» **Problem to solve**: Reproduce the records without their pictures, keeping every word as it is.

Start of Block

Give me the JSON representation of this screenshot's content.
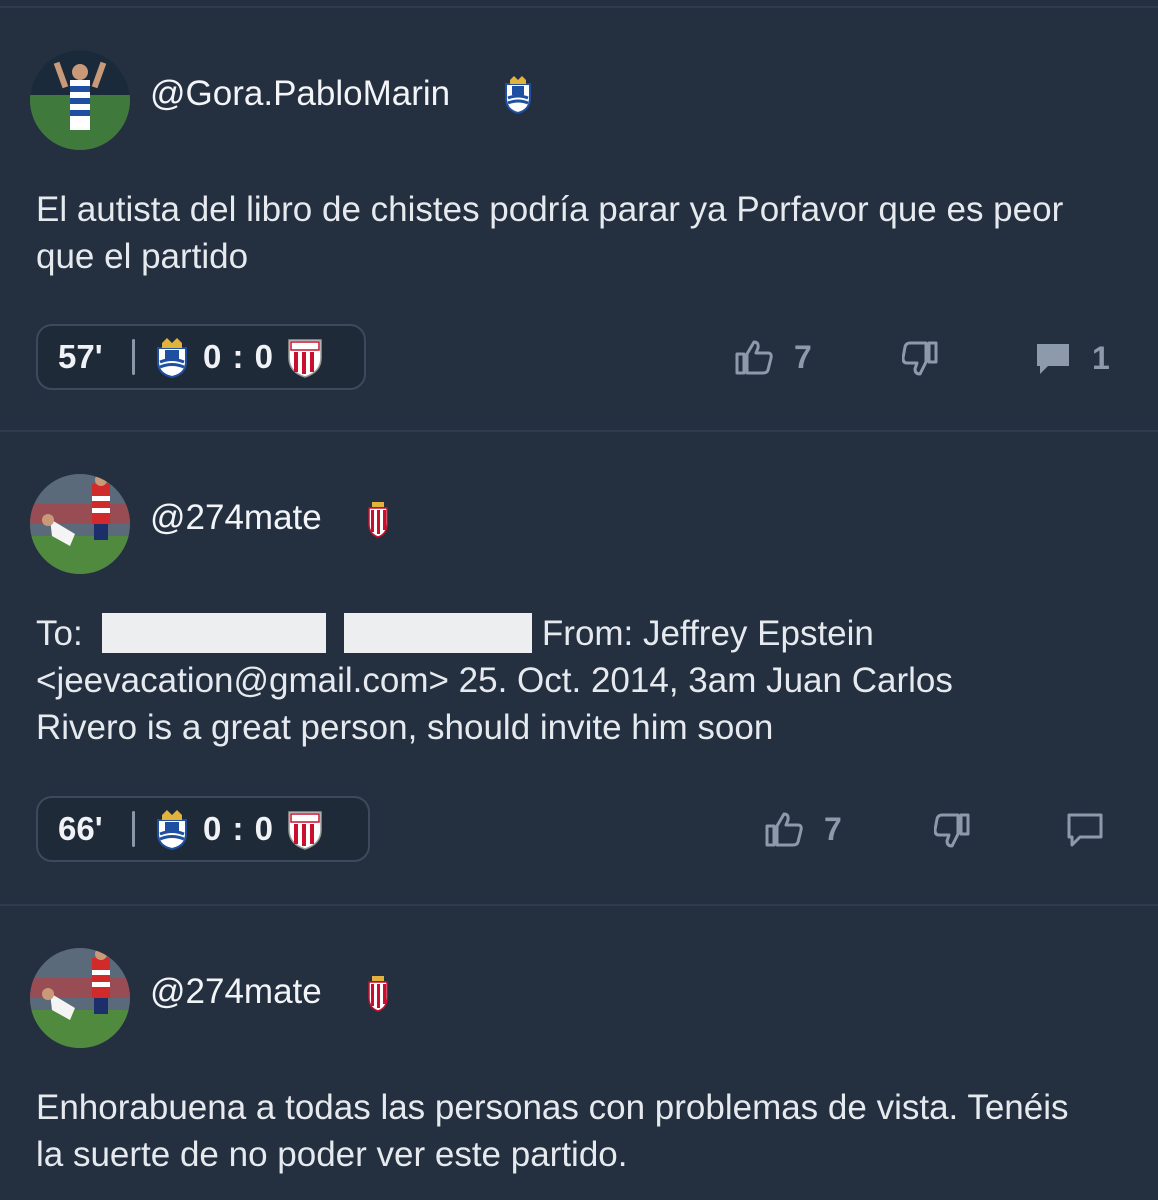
{
  "posts": [
    {
      "username": "@Gora.PabloMarin",
      "text": "El autista del libro de chistes podría parar ya Porfavor que es peor que el partido",
      "minute": "57'",
      "score": "0 : 0",
      "likes": "7",
      "comments": "1",
      "team_badge": "real-sociedad-crest"
    },
    {
      "username": "@274mate",
      "text_to": "To:",
      "text_rest_line1": "From: Jeffrey Epstein",
      "text_line2": "<jeevacation@gmail.com> 25. Oct. 2014, 3am Juan Carlos",
      "text_line3": "Rivero is a great person, should invite him soon",
      "minute": "66'",
      "score": "0 : 0",
      "likes": "7",
      "team_badge": "sporting-gijon-crest"
    },
    {
      "username": "@274mate",
      "text": "Enhorabuena a todas las personas con problemas de vista. Tenéis la suerte de no poder ver este partido.",
      "team_badge": "sporting-gijon-crest"
    }
  ],
  "colors": {
    "background": "#243040",
    "divider": "#2f3c4d",
    "muted": "#8d9aab",
    "text": "#e6eaef"
  }
}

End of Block

» **Expected output**:
Give me the JSON representation of this screenshot's content.
{
  "posts": [
    {
      "username": "@Gora.PabloMarin",
      "text": "El autista del libro de chistes podría parar ya Porfavor que es peor que el partido",
      "minute": "57'",
      "score": "0 : 0",
      "likes": "7",
      "comments": "1",
      "team_badge": "real-sociedad-crest"
    },
    {
      "username": "@274mate",
      "text_to": "To:",
      "text_rest_line1": "From: Jeffrey Epstein",
      "text_line2": "<jeevacation@gmail.com> 25. Oct. 2014, 3am Juan Carlos",
      "text_line3": "Rivero is a great person, should invite him soon",
      "minute": "66'",
      "score": "0 : 0",
      "likes": "7",
      "team_badge": "sporting-gijon-crest"
    },
    {
      "username": "@274mate",
      "text": "Enhorabuena a todas las personas con problemas de vista. Tenéis la suerte de no poder ver este partido.",
      "team_badge": "sporting-gijon-crest"
    }
  ],
  "colors": {
    "background": "#243040",
    "divider": "#2f3c4d",
    "muted": "#8d9aab",
    "text": "#e6eaef"
  }
}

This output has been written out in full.